Dataset records:
-- -- --

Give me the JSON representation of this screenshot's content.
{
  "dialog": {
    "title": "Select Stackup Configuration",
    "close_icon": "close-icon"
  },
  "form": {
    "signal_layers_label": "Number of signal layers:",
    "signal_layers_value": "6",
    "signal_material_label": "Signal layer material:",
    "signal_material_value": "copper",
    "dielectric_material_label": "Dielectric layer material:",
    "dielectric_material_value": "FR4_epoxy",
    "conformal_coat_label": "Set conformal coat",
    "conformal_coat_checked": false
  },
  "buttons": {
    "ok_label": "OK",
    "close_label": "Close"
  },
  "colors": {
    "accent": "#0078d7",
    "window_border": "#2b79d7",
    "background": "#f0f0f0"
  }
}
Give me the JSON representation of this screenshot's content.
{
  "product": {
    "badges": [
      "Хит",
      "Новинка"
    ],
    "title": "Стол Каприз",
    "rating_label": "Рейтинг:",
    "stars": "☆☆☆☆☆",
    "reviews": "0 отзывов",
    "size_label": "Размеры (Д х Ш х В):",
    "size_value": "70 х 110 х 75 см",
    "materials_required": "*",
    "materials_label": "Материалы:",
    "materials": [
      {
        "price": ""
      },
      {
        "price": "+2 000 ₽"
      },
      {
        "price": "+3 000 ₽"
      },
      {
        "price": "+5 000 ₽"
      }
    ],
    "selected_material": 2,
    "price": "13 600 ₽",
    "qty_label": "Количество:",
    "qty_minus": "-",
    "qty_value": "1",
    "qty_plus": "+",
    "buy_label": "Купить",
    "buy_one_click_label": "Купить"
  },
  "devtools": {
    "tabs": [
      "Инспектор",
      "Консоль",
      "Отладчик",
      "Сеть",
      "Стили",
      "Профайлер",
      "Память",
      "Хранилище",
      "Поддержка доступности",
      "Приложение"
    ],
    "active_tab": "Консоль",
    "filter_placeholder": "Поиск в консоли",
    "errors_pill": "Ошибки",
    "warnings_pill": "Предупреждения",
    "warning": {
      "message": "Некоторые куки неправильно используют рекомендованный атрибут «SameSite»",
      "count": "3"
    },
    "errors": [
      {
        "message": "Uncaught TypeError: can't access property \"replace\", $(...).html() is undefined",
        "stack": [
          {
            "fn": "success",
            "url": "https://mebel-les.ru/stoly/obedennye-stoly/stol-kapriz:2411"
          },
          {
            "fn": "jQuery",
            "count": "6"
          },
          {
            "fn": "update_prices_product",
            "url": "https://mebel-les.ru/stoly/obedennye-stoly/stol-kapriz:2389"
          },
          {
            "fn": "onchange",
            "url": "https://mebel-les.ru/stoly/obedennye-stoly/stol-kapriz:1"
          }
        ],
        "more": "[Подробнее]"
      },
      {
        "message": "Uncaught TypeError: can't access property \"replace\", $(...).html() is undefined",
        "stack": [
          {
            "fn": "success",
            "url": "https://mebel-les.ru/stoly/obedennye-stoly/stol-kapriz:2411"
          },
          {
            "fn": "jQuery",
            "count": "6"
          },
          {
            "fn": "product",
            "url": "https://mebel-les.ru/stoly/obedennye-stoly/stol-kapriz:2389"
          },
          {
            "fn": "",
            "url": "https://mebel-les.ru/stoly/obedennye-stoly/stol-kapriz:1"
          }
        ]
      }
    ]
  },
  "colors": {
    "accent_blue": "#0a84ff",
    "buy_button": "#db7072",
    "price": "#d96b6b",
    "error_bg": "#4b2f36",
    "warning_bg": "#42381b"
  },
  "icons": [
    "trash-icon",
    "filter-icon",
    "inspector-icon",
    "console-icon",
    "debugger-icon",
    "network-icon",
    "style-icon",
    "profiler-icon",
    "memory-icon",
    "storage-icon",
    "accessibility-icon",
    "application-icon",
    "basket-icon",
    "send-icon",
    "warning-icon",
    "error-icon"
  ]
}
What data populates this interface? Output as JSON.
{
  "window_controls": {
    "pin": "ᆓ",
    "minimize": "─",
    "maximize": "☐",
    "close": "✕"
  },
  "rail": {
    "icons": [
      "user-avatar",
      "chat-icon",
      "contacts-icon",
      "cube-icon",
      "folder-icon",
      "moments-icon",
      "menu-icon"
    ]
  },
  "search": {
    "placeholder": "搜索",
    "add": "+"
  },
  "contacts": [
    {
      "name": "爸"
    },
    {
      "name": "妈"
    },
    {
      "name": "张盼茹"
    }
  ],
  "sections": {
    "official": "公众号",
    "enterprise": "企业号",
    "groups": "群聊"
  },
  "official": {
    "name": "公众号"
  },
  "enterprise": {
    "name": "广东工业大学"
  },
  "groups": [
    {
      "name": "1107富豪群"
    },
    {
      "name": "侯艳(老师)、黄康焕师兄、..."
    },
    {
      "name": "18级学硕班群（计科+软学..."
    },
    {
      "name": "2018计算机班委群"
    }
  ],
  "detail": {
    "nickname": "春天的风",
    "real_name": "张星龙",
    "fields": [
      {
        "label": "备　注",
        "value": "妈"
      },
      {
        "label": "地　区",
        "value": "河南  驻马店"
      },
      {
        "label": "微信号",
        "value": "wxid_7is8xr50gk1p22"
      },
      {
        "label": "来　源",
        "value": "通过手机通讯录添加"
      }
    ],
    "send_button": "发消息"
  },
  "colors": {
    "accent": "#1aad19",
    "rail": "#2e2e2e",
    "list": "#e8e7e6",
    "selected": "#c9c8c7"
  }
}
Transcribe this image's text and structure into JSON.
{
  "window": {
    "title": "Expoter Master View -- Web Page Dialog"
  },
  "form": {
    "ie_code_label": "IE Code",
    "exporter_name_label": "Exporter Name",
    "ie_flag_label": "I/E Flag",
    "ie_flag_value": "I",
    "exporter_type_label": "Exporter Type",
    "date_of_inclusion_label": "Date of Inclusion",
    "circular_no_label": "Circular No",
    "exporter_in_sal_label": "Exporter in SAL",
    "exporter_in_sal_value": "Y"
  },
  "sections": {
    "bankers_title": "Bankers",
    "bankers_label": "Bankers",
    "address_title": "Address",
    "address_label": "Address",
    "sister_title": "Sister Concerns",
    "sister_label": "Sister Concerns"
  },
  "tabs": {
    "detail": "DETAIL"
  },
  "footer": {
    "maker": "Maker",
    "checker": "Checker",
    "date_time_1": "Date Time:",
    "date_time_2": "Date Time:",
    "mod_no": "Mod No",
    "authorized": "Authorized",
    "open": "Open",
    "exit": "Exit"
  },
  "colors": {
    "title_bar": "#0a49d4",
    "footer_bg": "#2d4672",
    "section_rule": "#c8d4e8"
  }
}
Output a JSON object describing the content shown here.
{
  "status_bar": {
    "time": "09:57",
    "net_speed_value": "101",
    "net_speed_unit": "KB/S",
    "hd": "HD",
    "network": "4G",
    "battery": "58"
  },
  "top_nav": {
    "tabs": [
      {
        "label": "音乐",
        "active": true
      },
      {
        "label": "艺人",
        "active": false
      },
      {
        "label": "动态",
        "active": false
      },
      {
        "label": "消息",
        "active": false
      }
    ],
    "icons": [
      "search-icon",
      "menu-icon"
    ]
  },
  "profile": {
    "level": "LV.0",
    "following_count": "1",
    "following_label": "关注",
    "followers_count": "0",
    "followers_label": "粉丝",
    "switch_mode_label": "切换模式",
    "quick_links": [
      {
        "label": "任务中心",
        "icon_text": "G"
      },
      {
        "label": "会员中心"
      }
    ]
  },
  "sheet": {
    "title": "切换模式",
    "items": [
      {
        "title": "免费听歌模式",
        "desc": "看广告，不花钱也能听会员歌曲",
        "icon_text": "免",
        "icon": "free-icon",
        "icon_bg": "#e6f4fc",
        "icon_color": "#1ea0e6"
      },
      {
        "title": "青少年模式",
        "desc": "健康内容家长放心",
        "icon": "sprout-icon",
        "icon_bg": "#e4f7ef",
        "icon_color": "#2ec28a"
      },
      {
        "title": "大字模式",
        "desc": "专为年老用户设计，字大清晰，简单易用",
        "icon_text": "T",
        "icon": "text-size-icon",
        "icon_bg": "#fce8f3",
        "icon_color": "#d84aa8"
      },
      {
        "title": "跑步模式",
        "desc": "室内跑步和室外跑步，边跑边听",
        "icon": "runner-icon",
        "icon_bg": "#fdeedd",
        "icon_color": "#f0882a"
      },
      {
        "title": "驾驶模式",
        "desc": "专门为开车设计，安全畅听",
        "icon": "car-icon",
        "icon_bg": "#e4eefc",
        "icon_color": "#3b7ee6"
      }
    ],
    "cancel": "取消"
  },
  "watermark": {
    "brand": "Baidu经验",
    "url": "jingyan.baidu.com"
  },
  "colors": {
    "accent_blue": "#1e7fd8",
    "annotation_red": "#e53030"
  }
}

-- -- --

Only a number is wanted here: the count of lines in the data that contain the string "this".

4